1 Nov 2009


I would like to talk a little bit more about Dr Hamlin, but this time about the kind humanitarian with a good sense of humour.
During one of our trips to Ethiopia we went to the Fistula hospital in Addis Ababa with the intention of offering help. This incredible hospital provides care for women with fístula obstétrica, a term that perhaps doesn't mean anything to most of us but which in fact is the cause of terrible daily distress and leads to the social exclusion of many women in Africa. These women, many of whom are still just children with malnourished bodies, are giving birth to babies which are often too large for their already debilitated frames. After days of difficult birthing

(aggravated by female genital mutilation) a stillborn child is the result. After such a difficult birth the mother experiences a vaginal tear which can extend to the bladder and in many cases to the anus.
This tear can result in fecal and urinary  incontinence. These women are then rejected by husbands and neighbours and are classed as pestilent outcasts.
When we arrived ( without an appointment to speak to Dr Hamlin) a guard appeared and when we told him we wanted to make an appointment he asked us to follow him.
He led us along one of the pretty paths within the hospital gardens . We felt a bit dubious wondering where he was taking us until we reached a little house in the middle of the garden. He knocked on the door and to our great surprise Dr Hamlin herself opened the door.
We couldn't believe our luck. She very kindly welcomed us and invited us into her house.
She led us into her living room and told us to take a seat on her sofa.
By our feet lay her two faithful companions, her dogs.
She apologised for being unable to invite us to a drink since she had just returned from a long journey and had no provisions in the house but she was very happy to meet us, to chat to us and to answer any questions.

There we were sitting on the sofa of a legend, of a woman who has survived three different political regimes in Ethiopia, who had dedicated her life to the welfare of thousands and thousands of poor, repudiated women, who had inaugurated a special hospital, a refuge, a home, a new life , a model hospital for socially excluded women, hope.
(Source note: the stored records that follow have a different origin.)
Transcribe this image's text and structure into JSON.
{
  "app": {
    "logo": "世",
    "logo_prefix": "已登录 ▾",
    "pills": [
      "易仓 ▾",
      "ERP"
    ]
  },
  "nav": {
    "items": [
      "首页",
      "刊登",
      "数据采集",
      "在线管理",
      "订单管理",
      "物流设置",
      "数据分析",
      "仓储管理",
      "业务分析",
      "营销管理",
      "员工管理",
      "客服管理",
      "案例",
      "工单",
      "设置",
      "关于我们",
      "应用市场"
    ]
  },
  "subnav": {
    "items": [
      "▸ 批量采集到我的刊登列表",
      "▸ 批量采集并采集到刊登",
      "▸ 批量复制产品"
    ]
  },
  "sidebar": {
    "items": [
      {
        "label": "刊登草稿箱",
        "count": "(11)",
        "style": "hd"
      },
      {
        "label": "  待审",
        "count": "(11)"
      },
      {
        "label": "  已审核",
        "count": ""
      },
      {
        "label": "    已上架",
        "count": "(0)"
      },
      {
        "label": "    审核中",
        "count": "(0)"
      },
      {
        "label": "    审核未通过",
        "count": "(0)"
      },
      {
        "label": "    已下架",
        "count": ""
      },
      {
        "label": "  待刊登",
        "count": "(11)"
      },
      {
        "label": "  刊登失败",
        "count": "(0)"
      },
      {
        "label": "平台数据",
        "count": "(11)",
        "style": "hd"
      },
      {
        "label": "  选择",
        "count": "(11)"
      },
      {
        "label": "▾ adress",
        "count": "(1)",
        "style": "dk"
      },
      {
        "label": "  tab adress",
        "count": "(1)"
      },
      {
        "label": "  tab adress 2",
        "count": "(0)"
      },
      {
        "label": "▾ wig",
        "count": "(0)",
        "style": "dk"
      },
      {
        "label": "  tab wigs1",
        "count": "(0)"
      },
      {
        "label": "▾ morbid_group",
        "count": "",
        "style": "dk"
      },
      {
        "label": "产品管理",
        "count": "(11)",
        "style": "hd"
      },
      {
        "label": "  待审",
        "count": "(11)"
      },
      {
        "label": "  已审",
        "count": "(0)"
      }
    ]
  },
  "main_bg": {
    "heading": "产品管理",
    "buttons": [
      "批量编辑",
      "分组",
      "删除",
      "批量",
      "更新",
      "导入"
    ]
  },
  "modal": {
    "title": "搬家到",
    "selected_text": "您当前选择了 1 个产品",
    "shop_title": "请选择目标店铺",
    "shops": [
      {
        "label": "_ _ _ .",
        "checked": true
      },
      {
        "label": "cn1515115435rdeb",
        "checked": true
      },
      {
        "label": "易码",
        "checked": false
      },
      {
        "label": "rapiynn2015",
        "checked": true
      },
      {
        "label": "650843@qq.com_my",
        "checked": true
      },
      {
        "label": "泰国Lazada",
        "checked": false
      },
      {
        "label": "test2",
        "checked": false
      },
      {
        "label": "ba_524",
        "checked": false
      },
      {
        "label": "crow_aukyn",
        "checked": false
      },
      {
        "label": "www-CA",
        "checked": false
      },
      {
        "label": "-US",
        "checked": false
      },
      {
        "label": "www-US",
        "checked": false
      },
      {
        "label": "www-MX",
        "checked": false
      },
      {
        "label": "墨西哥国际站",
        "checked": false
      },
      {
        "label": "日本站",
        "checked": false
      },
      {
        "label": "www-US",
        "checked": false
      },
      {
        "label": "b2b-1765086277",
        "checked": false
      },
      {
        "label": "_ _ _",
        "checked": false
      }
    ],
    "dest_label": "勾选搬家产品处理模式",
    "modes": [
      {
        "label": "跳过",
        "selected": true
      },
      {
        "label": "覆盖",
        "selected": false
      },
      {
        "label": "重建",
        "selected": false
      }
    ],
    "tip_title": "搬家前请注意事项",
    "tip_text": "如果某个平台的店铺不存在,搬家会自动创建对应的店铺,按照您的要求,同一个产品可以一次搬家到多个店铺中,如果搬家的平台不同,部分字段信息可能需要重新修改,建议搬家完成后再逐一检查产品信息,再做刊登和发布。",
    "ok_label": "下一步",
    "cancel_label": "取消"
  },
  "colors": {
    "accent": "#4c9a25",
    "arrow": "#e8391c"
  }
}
Personally, I was floating on cloud nine.

Dr Hamlin is a caring woman. She asked us where we were staying. When we told her the price and how noisy it was she said " My dears ,you are living in a brothel". (We had just realised that the night before).
The conversation continued and continued with us just listening totally dazzled by this incredible human being.

We asked her if she minded if we took some photos ( like love-sick teenagers in presence of their pop-idol) and she said " it's my pleasure".
But, just as we were taking the photograph, the door crashed open and a whirlwind rushed in. It was Dr Hamlin's personal secretary, an Australian woman called Ruth.
Ruth began to scream at us "Out! Out!" like a woman possessed. We got such a fright we dropped the camera.
At first we thought that she was shouting at the dogs but then we realised that she was shouting at us. And she tried to throw us out! Poor Dr Hamlin could only murmur a soft "So sorry".

Ruth told us that she was Dr Hamlin's"Mother Hen" and I retorted that she was more like a rottweiler and because I angrily defended our group , explaining that we had been accompanied to the house unaware of where we were going and that Dr Hamlin had greeted us exquisitely then she calmed down.
She invited us to an informal chat and a guided tour of the hospital on the following day.

The next day, we entered the hospital ( which was immaculately clean and totally odourless considering the medical problem being treated), and in the distance we could see Dr Hamlin who was already on the job, as usual, just the same as for the last 50 years.

She stopped what she was doing came up to us and asked "How are you today?" Always taking time to think of others.
We hope that the Fistula hospital's work will continue to function for as long as necessary.
Most of its help comes from Australia, the United States ( Oprah Winfrey, the famous American TV host is greatly involved in this project) and other places in the world.
I recently read Dr Hamlin's autobiography. She talks about her childhood, when she was a student, how she met her husband, of how she arrived in Ethiopia with her young son, her life in the hospital etc...
It's the first book in the English language that I have read that I just could not put down and it just confirmed what I already believed. What a great humble woman she is.
Victoria Baldo

1 comment:

  1. For anybody interested, the book detailing the life of Dr. Hamlin and her husband is called "The hospital by the river"